Exercise brief:
Report the lines of the data below that contain the string "November".
═══ Task inputs ═══
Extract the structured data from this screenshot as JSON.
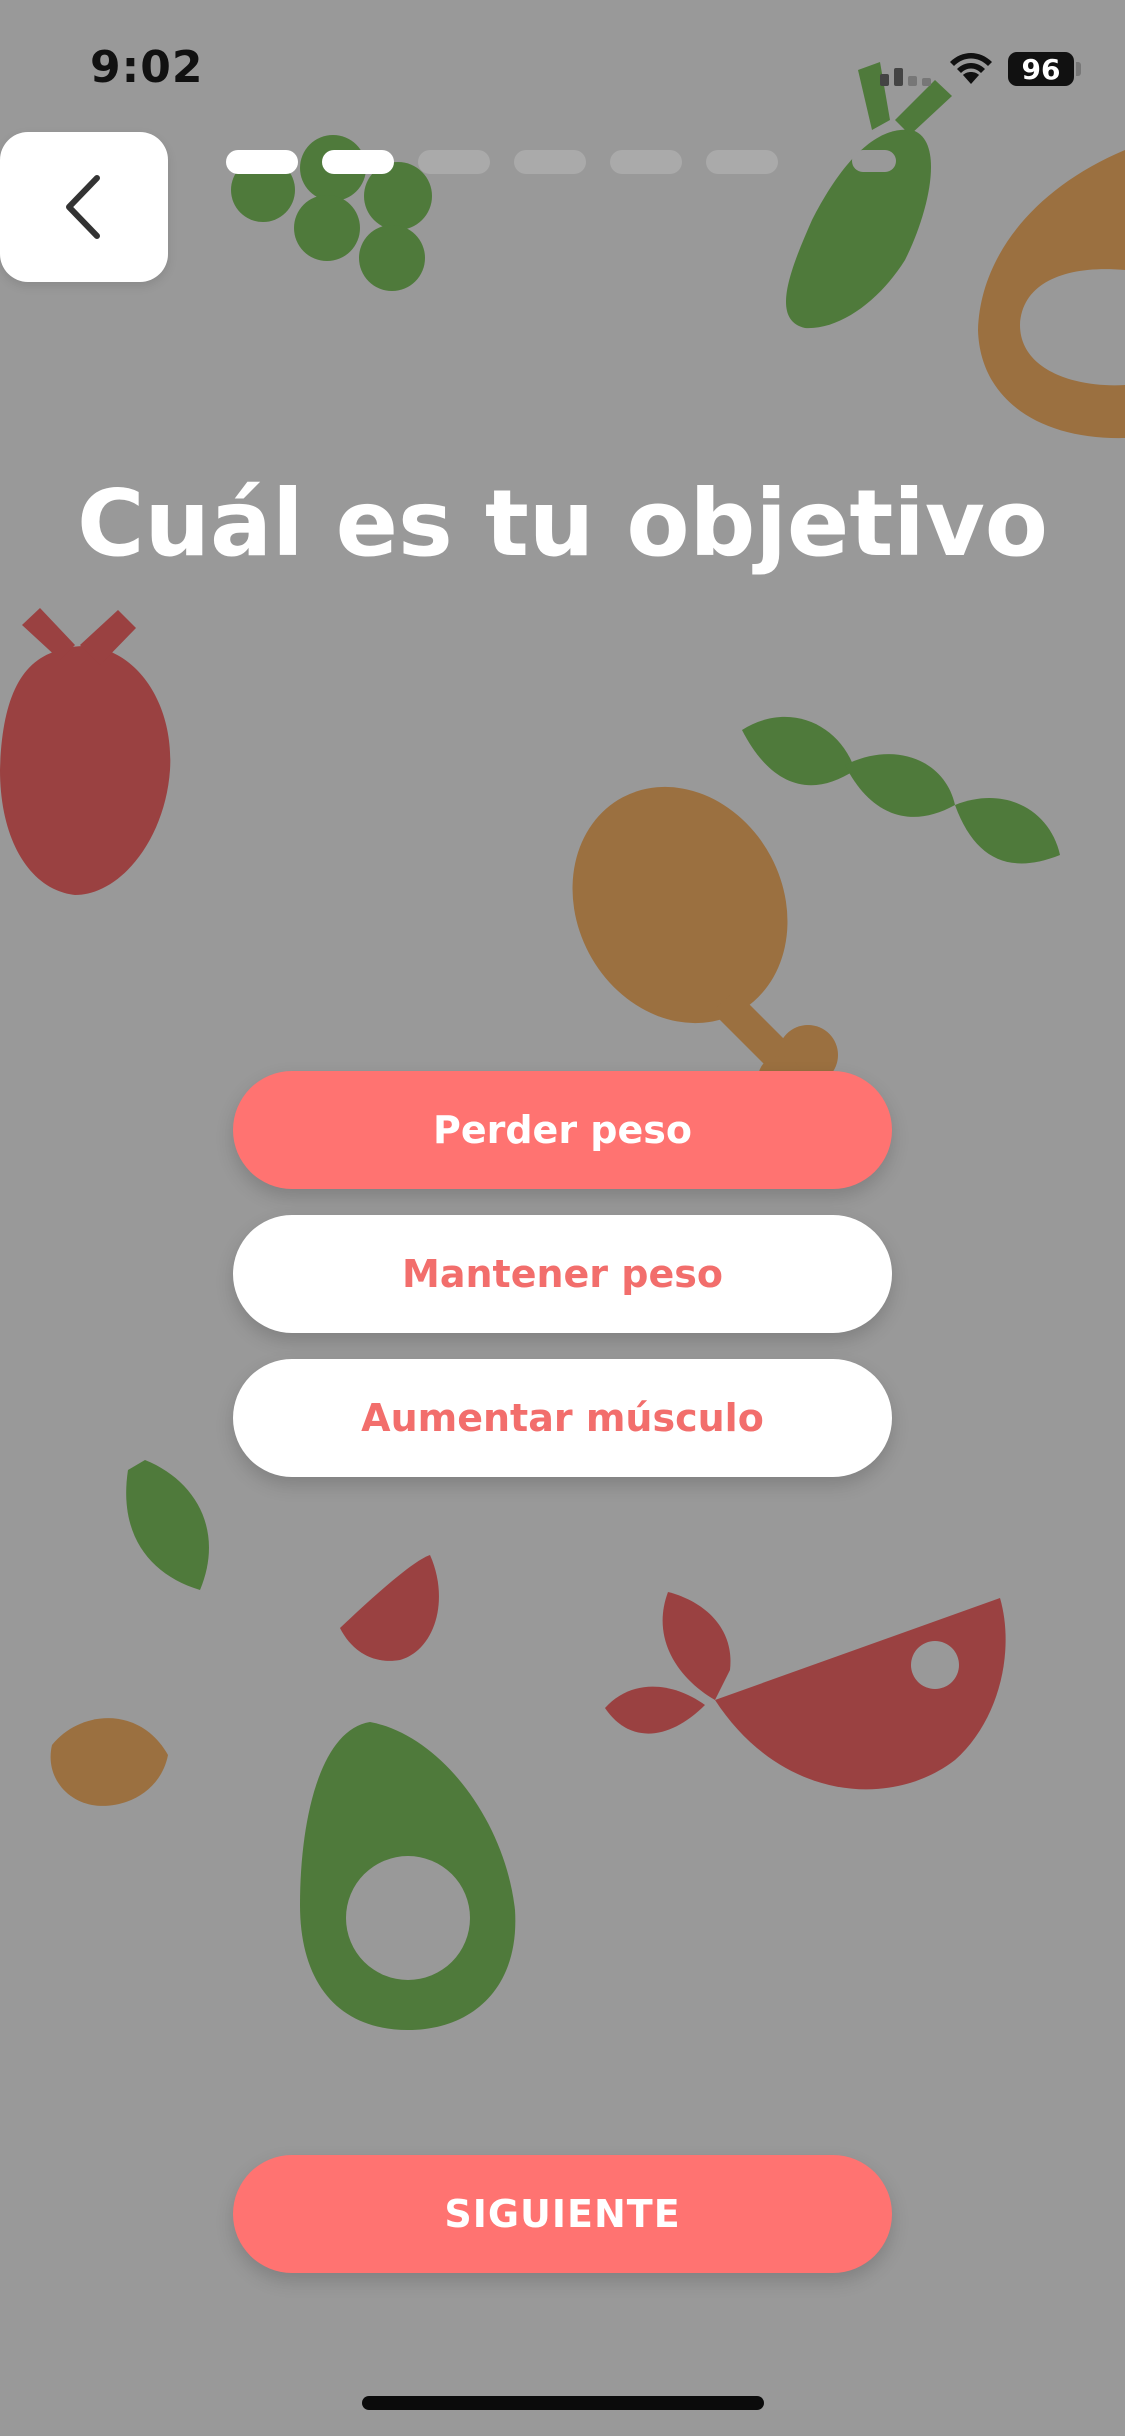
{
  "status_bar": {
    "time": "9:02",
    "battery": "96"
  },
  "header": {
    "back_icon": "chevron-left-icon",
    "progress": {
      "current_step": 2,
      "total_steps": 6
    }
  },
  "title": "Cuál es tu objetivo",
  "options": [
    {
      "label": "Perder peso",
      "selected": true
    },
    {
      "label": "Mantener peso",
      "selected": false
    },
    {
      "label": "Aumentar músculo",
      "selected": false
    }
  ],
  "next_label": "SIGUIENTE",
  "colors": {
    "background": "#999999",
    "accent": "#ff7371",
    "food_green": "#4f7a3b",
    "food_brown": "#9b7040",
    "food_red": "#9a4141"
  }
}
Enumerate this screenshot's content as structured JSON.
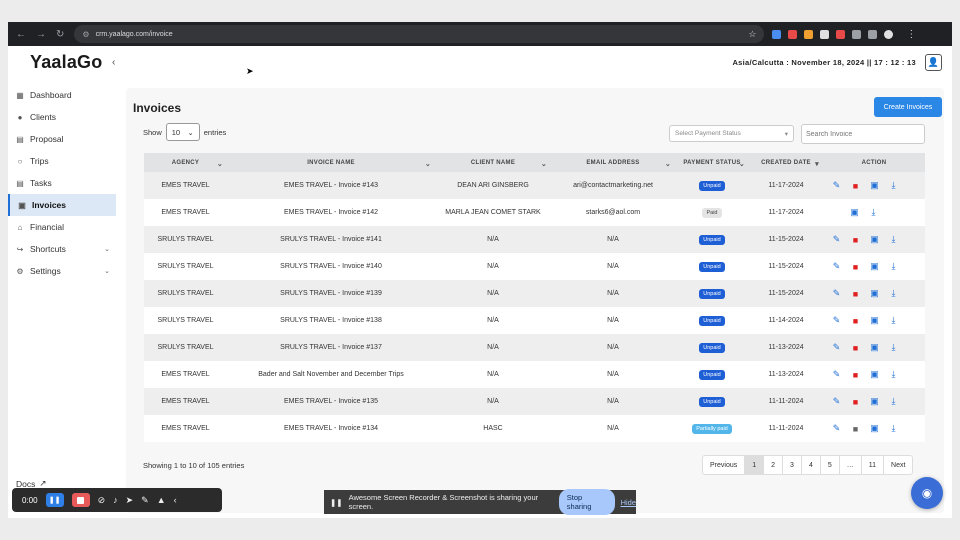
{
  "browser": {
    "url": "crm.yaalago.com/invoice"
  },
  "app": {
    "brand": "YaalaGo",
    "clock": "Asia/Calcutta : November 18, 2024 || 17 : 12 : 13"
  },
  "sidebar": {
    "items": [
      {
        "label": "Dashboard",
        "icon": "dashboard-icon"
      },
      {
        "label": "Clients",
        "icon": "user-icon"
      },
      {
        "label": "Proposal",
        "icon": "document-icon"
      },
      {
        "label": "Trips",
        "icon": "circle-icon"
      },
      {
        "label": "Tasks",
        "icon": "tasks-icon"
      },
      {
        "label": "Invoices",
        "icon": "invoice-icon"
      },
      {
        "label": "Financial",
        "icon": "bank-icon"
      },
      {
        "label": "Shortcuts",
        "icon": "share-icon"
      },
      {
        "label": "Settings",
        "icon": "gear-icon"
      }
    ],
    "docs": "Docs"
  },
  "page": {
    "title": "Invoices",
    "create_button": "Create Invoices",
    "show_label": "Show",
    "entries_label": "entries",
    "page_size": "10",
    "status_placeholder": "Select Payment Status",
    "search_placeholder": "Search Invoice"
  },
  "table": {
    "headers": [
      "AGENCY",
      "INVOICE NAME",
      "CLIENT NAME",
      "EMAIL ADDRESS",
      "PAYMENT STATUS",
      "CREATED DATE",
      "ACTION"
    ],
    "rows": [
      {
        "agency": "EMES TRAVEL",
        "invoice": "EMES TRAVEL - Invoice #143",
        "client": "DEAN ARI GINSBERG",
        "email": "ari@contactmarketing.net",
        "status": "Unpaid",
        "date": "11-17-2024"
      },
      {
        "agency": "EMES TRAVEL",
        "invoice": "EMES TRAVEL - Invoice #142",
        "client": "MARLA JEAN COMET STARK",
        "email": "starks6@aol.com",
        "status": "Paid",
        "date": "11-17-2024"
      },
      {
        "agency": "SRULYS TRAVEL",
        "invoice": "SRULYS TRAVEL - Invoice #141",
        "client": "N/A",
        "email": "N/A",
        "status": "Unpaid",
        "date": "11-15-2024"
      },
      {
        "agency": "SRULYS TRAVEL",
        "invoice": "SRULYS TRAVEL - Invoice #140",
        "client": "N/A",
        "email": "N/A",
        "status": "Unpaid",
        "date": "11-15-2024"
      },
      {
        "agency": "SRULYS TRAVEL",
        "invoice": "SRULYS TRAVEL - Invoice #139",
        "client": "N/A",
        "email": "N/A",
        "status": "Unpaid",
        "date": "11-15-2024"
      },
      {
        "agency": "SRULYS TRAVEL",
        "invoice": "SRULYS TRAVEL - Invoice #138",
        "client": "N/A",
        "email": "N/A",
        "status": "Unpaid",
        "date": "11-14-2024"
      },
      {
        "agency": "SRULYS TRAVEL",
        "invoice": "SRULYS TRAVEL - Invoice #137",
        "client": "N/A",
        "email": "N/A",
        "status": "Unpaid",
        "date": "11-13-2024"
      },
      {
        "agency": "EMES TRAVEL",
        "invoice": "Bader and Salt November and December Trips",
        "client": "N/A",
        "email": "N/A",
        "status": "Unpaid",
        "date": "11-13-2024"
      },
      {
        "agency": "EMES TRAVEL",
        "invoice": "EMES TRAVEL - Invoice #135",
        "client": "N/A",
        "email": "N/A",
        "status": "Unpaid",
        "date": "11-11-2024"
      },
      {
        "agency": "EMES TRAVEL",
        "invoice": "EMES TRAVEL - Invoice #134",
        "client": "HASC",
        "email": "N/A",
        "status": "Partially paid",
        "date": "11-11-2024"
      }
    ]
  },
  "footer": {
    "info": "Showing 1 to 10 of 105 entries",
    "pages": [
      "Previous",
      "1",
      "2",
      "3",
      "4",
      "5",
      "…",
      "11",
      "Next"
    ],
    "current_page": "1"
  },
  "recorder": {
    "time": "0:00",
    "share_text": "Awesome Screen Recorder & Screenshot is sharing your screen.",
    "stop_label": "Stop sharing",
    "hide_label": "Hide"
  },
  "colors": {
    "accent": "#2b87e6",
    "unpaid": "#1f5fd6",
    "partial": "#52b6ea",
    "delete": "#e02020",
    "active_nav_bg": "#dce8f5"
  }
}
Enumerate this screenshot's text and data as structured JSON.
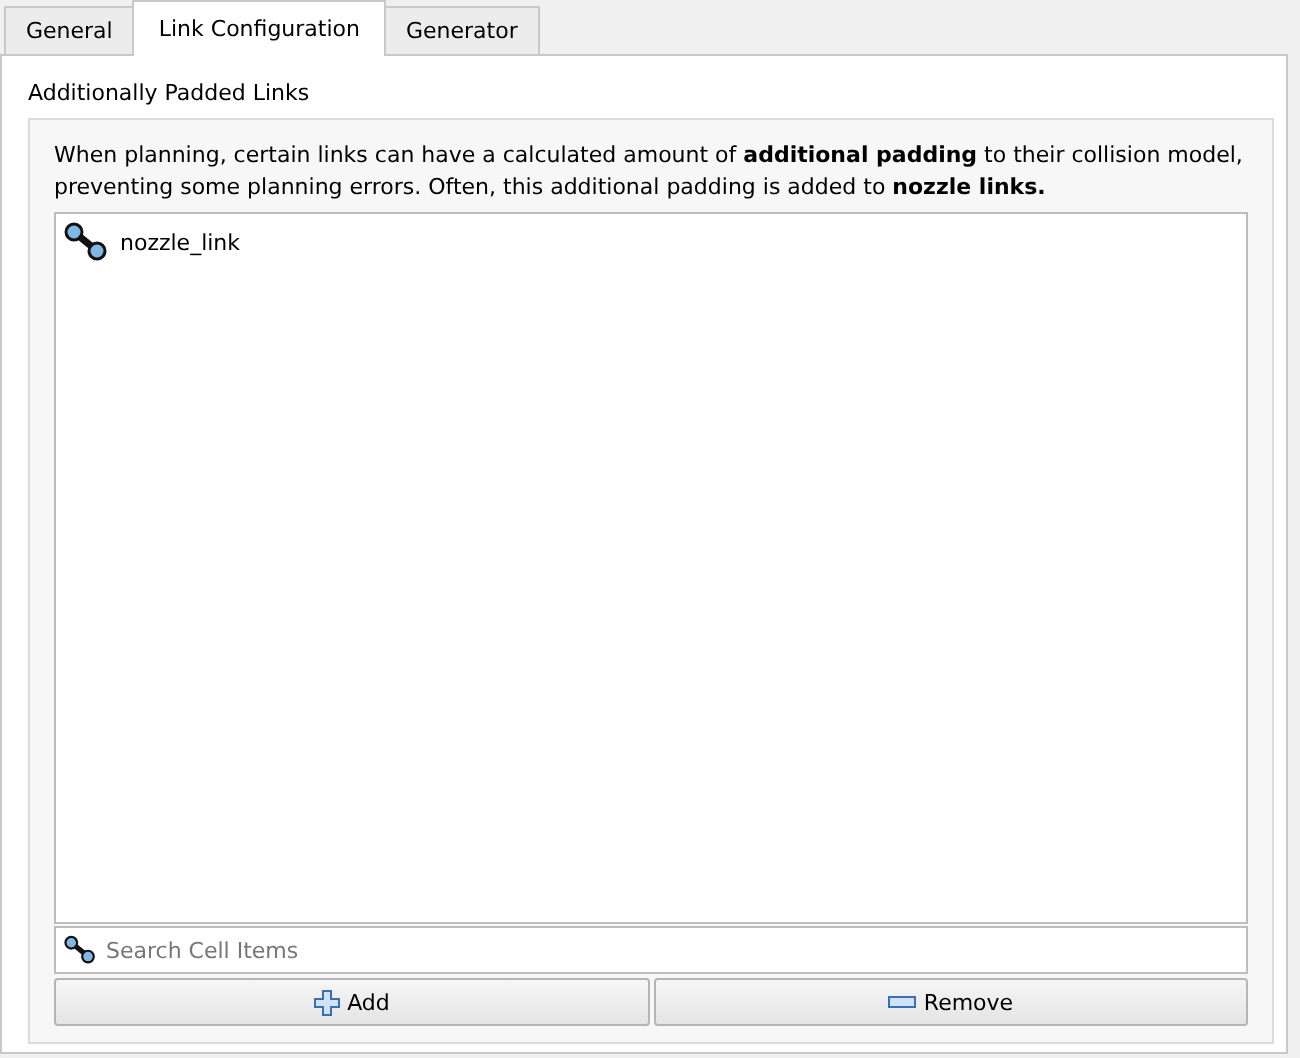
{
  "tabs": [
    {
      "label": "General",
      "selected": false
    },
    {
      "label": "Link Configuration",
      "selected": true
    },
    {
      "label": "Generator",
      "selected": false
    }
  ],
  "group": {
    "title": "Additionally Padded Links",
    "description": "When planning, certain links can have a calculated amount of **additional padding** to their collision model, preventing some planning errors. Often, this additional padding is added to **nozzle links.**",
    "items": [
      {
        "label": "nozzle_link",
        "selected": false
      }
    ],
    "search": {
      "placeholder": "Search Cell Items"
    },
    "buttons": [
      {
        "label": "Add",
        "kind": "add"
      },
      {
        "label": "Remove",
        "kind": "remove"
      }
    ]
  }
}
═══
Task response:
    "clock": "Asia/Calcutta : November 18, 2024 || 17 : 12 : 13"
        "invoice": "Bader and Salt November and December Trips",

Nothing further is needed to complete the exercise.